Data for review>
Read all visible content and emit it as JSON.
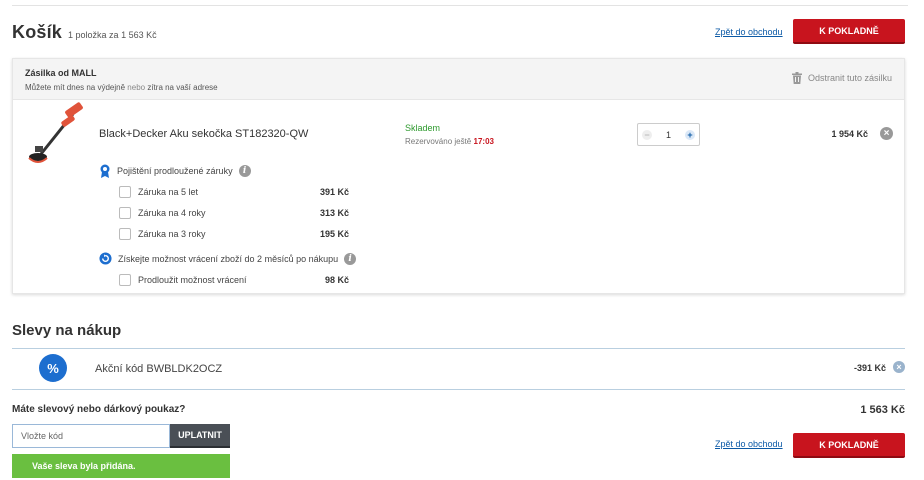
{
  "header": {
    "title": "Košík",
    "summary": "1 položka za 1 563 Kč",
    "back_link": "Zpět do obchodu",
    "checkout_label": "K POKLADNĚ"
  },
  "shipment": {
    "title": "Zásilka od MALL",
    "subtitle_part1": "Můžete mít dnes na výdejně",
    "subtitle_or": "nebo",
    "subtitle_part2": "zítra na vaší adrese",
    "remove_label": "Odstranit tuto zásilku"
  },
  "product": {
    "name": "Black+Decker Aku sekočka ST182320-QW",
    "stock": "Skladem",
    "reserved_label": "Rezervováno ještě",
    "reserved_time": "17:03",
    "quantity": "1",
    "price": "1 954 Kč"
  },
  "warranty": {
    "title": "Pojištění prodloužené záruky",
    "options": [
      {
        "label": "Záruka na 5 let",
        "price": "391 Kč"
      },
      {
        "label": "Záruka na 4 roky",
        "price": "313 Kč"
      },
      {
        "label": "Záruka na 3 roky",
        "price": "195 Kč"
      }
    ]
  },
  "returns": {
    "title": "Získejte možnost vrácení zboží do 2 měsíců po nákupu",
    "option_label": "Prodloužit možnost vrácení",
    "option_price": "98 Kč"
  },
  "discounts": {
    "title": "Slevy na nákup",
    "percent_symbol": "%",
    "code_label": "Akční kód BWBLDK2OCZ",
    "code_amount": "-391 Kč"
  },
  "voucher": {
    "question": "Máte slevový nebo dárkový poukaz?",
    "placeholder": "Vložte kód",
    "apply_label": "UPLATNIT",
    "success": "Vaše sleva byla přidána."
  },
  "footer": {
    "total": "1 563 Kč",
    "back_link": "Zpět do obchodu",
    "checkout_label": "K POKLADNĚ"
  },
  "icons": {
    "remove": "×",
    "info": "i",
    "plus": "+",
    "minus": "−"
  },
  "colors": {
    "accent_red": "#c8141e",
    "link_blue": "#0c5aa6",
    "success_green": "#6abf40",
    "stock_green": "#2e9a2e",
    "percent_blue": "#1d6ecf"
  }
}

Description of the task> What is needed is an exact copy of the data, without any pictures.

Solved problem>
Read all visible content and emit it as JSON.
{
  "header": {
    "title": "Košík",
    "summary": "1 položka za 1 563 Kč",
    "back_link": "Zpět do obchodu",
    "checkout_label": "K POKLADNĚ"
  },
  "shipment": {
    "title": "Zásilka od MALL",
    "subtitle_part1": "Můžete mít dnes na výdejně",
    "subtitle_or": "nebo",
    "subtitle_part2": "zítra na vaší adrese",
    "remove_label": "Odstranit tuto zásilku"
  },
  "product": {
    "name": "Black+Decker Aku sekočka ST182320-QW",
    "stock": "Skladem",
    "reserved_label": "Rezervováno ještě",
    "reserved_time": "17:03",
    "quantity": "1",
    "price": "1 954 Kč"
  },
  "warranty": {
    "title": "Pojištění prodloužené záruky",
    "options": [
      {
        "label": "Záruka na 5 let",
        "price": "391 Kč"
      },
      {
        "label": "Záruka na 4 roky",
        "price": "313 Kč"
      },
      {
        "label": "Záruka na 3 roky",
        "price": "195 Kč"
      }
    ]
  },
  "returns": {
    "title": "Získejte možnost vrácení zboží do 2 měsíců po nákupu",
    "option_label": "Prodloužit možnost vrácení",
    "option_price": "98 Kč"
  },
  "discounts": {
    "title": "Slevy na nákup",
    "percent_symbol": "%",
    "code_label": "Akční kód BWBLDK2OCZ",
    "code_amount": "-391 Kč"
  },
  "voucher": {
    "question": "Máte slevový nebo dárkový poukaz?",
    "placeholder": "Vložte kód",
    "apply_label": "UPLATNIT",
    "success": "Vaše sleva byla přidána."
  },
  "footer": {
    "total": "1 563 Kč",
    "back_link": "Zpět do obchodu",
    "checkout_label": "K POKLADNĚ"
  },
  "icons": {
    "remove": "×",
    "info": "i",
    "plus": "+",
    "minus": "−"
  },
  "colors": {
    "accent_red": "#c8141e",
    "link_blue": "#0c5aa6",
    "success_green": "#6abf40",
    "stock_green": "#2e9a2e",
    "percent_blue": "#1d6ecf"
  }
}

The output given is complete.